That last nail pulled should be cause for celebration; however, before we hoot n’ holler, let’s first take a hard look at our fence post. After all the pounding and pulling, what is left? Nail holes! We have slowly exchanged our hard words and abuse for decency and respect, but the wounds from our nails linger on. The holes remain. The fence post never forgets. Nor do the people in whom we have punched holes.

Sorry, but there is no escape. This is our responsibility. We are leaders, and someone is always watching. And as leaders, our job is to grasp our impact upon others, to better shape what we say and what we do, and to ensure those in our lives are better for being in our lives. If we are not willing to “do the work,” our offerings too often kidnap self-esteem, and can even become abuse.

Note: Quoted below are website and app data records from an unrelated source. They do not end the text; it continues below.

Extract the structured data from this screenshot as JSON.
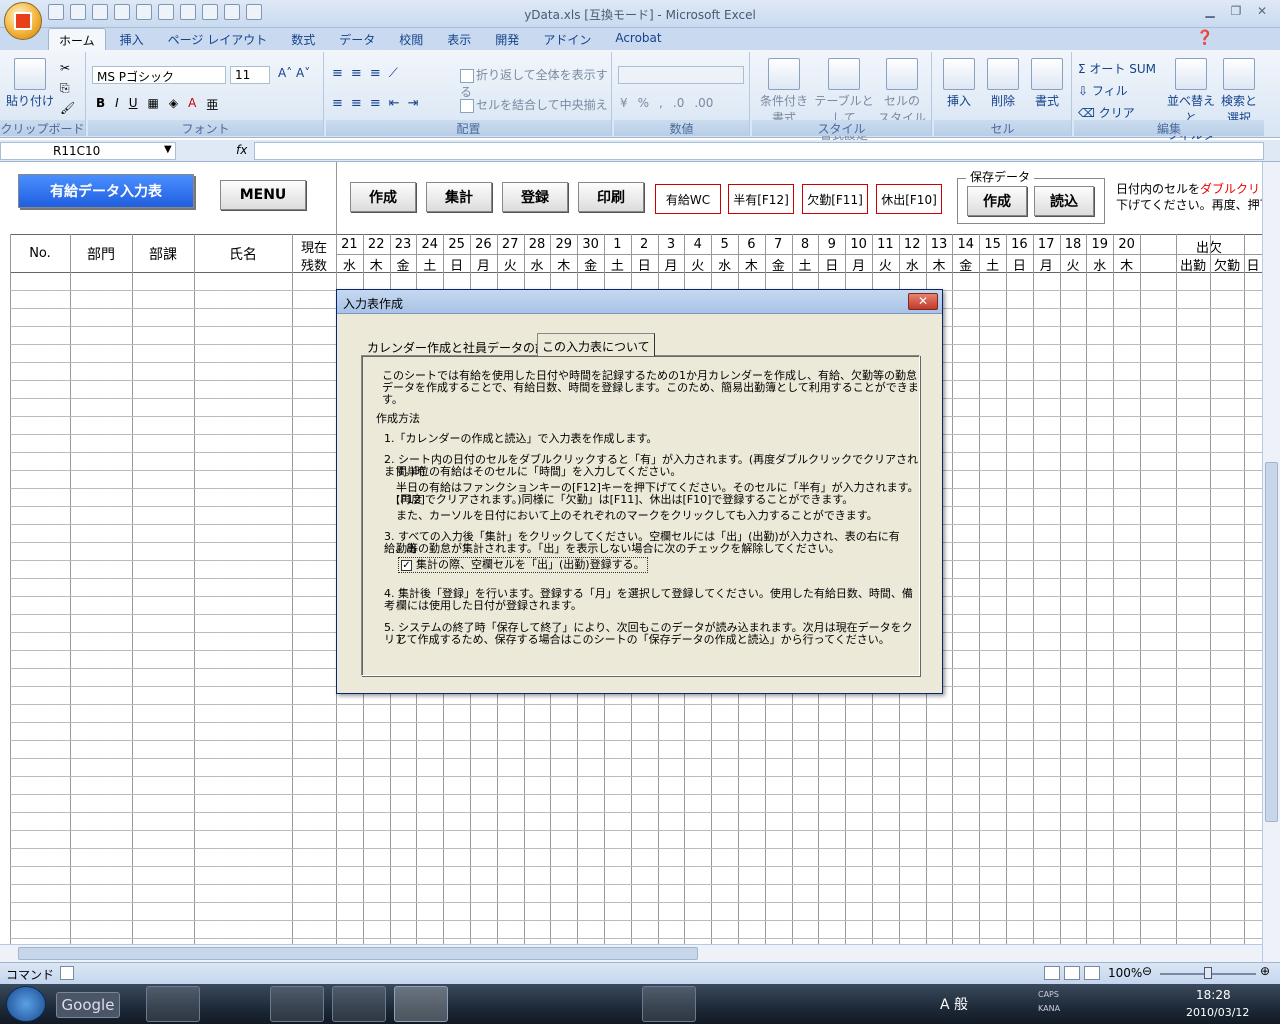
{
  "window": {
    "title": "yData.xls  [互換モード] - Microsoft Excel"
  },
  "ribbon_tabs": [
    "ホーム",
    "挿入",
    "ページ レイアウト",
    "数式",
    "データ",
    "校閲",
    "表示",
    "開発",
    "アドイン",
    "Acrobat"
  ],
  "ribbon": {
    "paste": "貼り付け",
    "clipboard": "クリップボード",
    "font_name": "MS Pゴシック",
    "font_size": "11",
    "font": "フォント",
    "wrap_text": "折り返して全体を表示する",
    "merge_center": "セルを結合して中央揃え",
    "alignment": "配置",
    "number": "数値",
    "cond_format": "条件付き\n書式",
    "table_format": "テーブルとして\n書式設定",
    "cell_style": "セルの\nスタイル",
    "style": "スタイル",
    "insert": "挿入",
    "delete": "削除",
    "format": "書式",
    "cells": "セル",
    "autosum": "Σ オート SUM",
    "fill": "フィル",
    "clear": "クリア",
    "sort_filter": "並べ替えと\nフィルタ",
    "find_select": "検索と\n選択",
    "editing": "編集"
  },
  "formula_bar": {
    "name_box": "R11C10",
    "fx": "fx"
  },
  "sheet": {
    "title_button": "有給データ入力表",
    "menu_button": "MENU",
    "action_buttons": [
      "作成",
      "集計",
      "登録",
      "印刷"
    ],
    "mark_buttons": [
      "有給WC",
      "半有[F12]",
      "欠勤[F11]",
      "休出[F10]"
    ],
    "save_group_label": "保存データ",
    "save_create": "作成",
    "save_load": "読込",
    "note_line1_a": "日付内のセルを",
    "note_line1_b": "ダブルクリッ",
    "note_line2": "下げてください。再度、押下げ",
    "headers": {
      "no": "No.",
      "dept": "部門",
      "section": "部課",
      "name": "氏名",
      "current1": "現在",
      "current2": "残数",
      "attend": "出欠",
      "present": "出勤",
      "absent": "欠勤",
      "last": "日"
    },
    "days": [
      "21",
      "22",
      "23",
      "24",
      "25",
      "26",
      "27",
      "28",
      "29",
      "30",
      "1",
      "2",
      "3",
      "4",
      "5",
      "6",
      "7",
      "8",
      "9",
      "10",
      "11",
      "12",
      "13",
      "14",
      "15",
      "16",
      "17",
      "18",
      "19",
      "20"
    ],
    "weekdays": [
      "水",
      "木",
      "金",
      "土",
      "日",
      "月",
      "火",
      "水",
      "木",
      "金",
      "土",
      "日",
      "月",
      "火",
      "水",
      "木",
      "金",
      "土",
      "日",
      "月",
      "火",
      "水",
      "木",
      "金",
      "土",
      "日",
      "月",
      "火",
      "水",
      "木"
    ]
  },
  "dialog": {
    "title": "入力表作成",
    "close": "✕",
    "tab1": "カレンダー作成と社員データの読込",
    "tab2": "この入力表について",
    "intro1": "このシートでは有給を使用した日付や時間を記録するための1か月カレンダーを作成し、有給、欠勤等の勤怠",
    "intro2": "データを作成することで、有給日数、時間を登録します。このため、簡易出勤簿として利用することができます。",
    "method_title": "作成方法",
    "s1": "1.「カレンダーの作成と読込」で入力表を作成します。",
    "s2a": "2. シート内の日付のセルをダブルクリックすると「有」が入力されます。(再度ダブルクリックでクリアされます。)時",
    "s2b": "間単位の有給はそのセルに「時間」を入力してください。",
    "s2c": "半日の有給はファンクションキーの[F12]キーを押下げてください。そのセルに「半有」が入力されます。(再度",
    "s2d": "[F12]でクリアされます。)同様に「欠勤」は[F11]、休出は[F10]で登録することができます。",
    "s2e": "また、カーソルを日付において上のそれぞれのマークをクリックしても入力することができます。",
    "s3a": "3. すべての入力後「集計」をクリックしてください。空欄セルには「出」(出勤)が入力され、表の右に有給、出",
    "s3b": "勤等の勤怠が集計されます。「出」を表示しない場合に次のチェックを解除してください。",
    "checkbox": "集計の際、空欄セルを「出」(出勤)登録する。",
    "check_mark": "✓",
    "s4a": "4. 集計後「登録」を行います。登録する「月」を選択して登録してください。使用した有給日数、時間、備考",
    "s4b": "欄には使用した日付が登録されます。",
    "s5a": "5. システムの終了時「保存して終了」により、次回もこのデータが読み込まれます。次月は現在データをクリア",
    "s5b": "して作成するため、保存する場合はこのシートの「保存データの作成と読込」から行ってください。"
  },
  "status_bar": {
    "mode": "コマンド",
    "zoom": "100%"
  },
  "taskbar": {
    "google": "Google",
    "ime": "A 般",
    "caps": "CAPS",
    "kana": "KANA",
    "time": "18:28",
    "date": "2010/03/12"
  }
}
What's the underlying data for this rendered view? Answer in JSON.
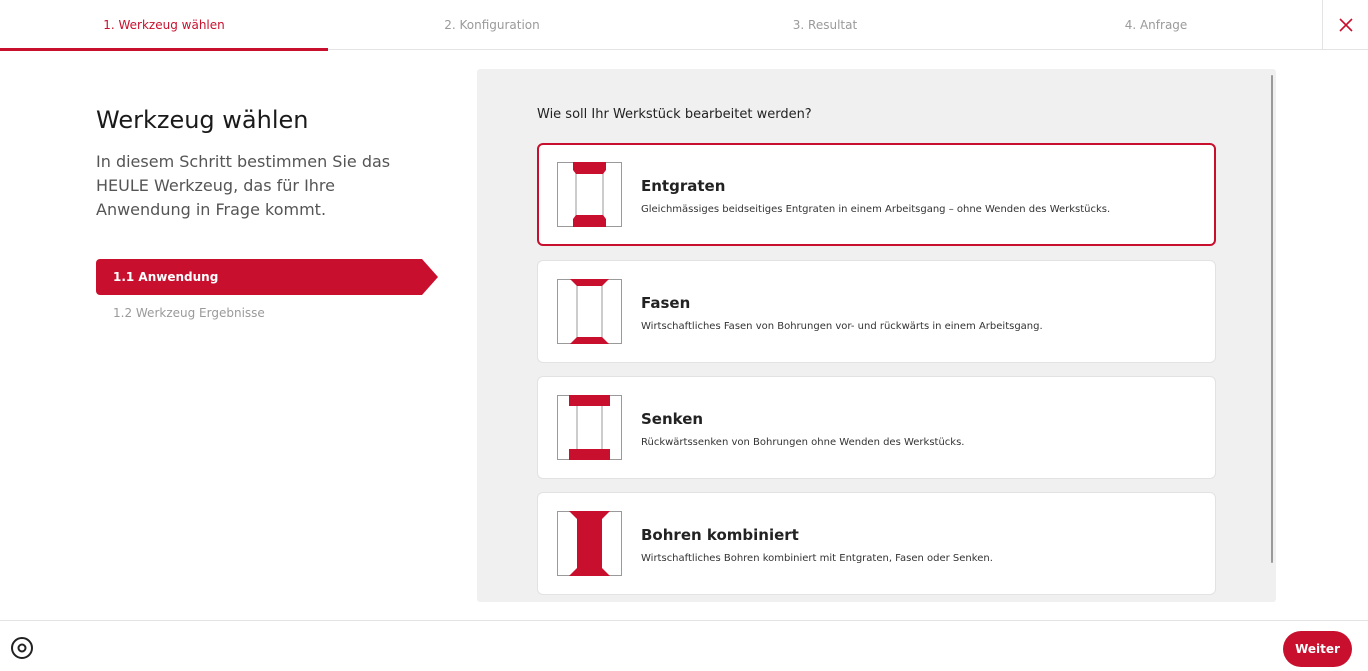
{
  "steps": [
    {
      "label": "1. Werkzeug wählen",
      "active": true
    },
    {
      "label": "2. Konfiguration",
      "active": false
    },
    {
      "label": "3. Resultat",
      "active": false
    },
    {
      "label": "4. Anfrage",
      "active": false
    }
  ],
  "close_icon": "close-icon",
  "left": {
    "title": "Werkzeug wählen",
    "description": "In diesem Schritt bestimmen Sie das HEULE Werkzeug, das für Ihre Anwendung in Frage kommt.",
    "substeps": [
      {
        "label": "1.1  Anwendung",
        "active": true
      },
      {
        "label": "1.2  Werkzeug Ergebnisse",
        "active": false
      }
    ]
  },
  "main": {
    "question": "Wie soll Ihr Werkstück bearbeitet werden?",
    "options": [
      {
        "title": "Entgraten",
        "description": "Gleichmässiges beidseitiges Entgraten in einem Arbeitsgang – ohne Wenden des Werkstücks.",
        "icon": "deburring-icon",
        "selected": true
      },
      {
        "title": "Fasen",
        "description": "Wirtschaftliches Fasen von Bohrungen vor- und rückwärts in einem Arbeitsgang.",
        "icon": "chamfering-icon",
        "selected": false
      },
      {
        "title": "Senken",
        "description": "Rückwärtssenken von Bohrungen ohne Wenden des Werkstücks.",
        "icon": "countersinking-icon",
        "selected": false
      },
      {
        "title": "Bohren kombiniert",
        "description": "Wirtschaftliches Bohren kombiniert mit Entgraten, Fasen oder Senken.",
        "icon": "combined-drilling-icon",
        "selected": false
      }
    ]
  },
  "footer": {
    "settings_icon": "settings-icon",
    "next_label": "Weiter"
  },
  "colors": {
    "accent": "#c8102e",
    "panel_bg": "#f0f0f0",
    "muted_text": "#9a9a9a"
  }
}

My suggestion: don’t think about this. Rather, feel those who have changed your life. Who are they? How did they make you better? Why do you remember them so many years later? I am clear about those who have their fingerprints on who I am today, and I am deeply indebted to each. I also have another list, those who took advantage, who were unkind, who toyed with key values, and they are no longer part of my life.

You know which is which. You can feel the difference. And so can the people in your life. Your children, the team you coach, your employees, everyone. They can feel you. Yours is the opportunity to show them a better way to be. To be the one they remember for supporting their work to be the best they can be. So remember: they are watching, always watching, and every exchange is one more precious opportunity to not drive a nail, to not leave yet another nail hole. Each is a teaching moment. Seize it.


Elisa K. Spain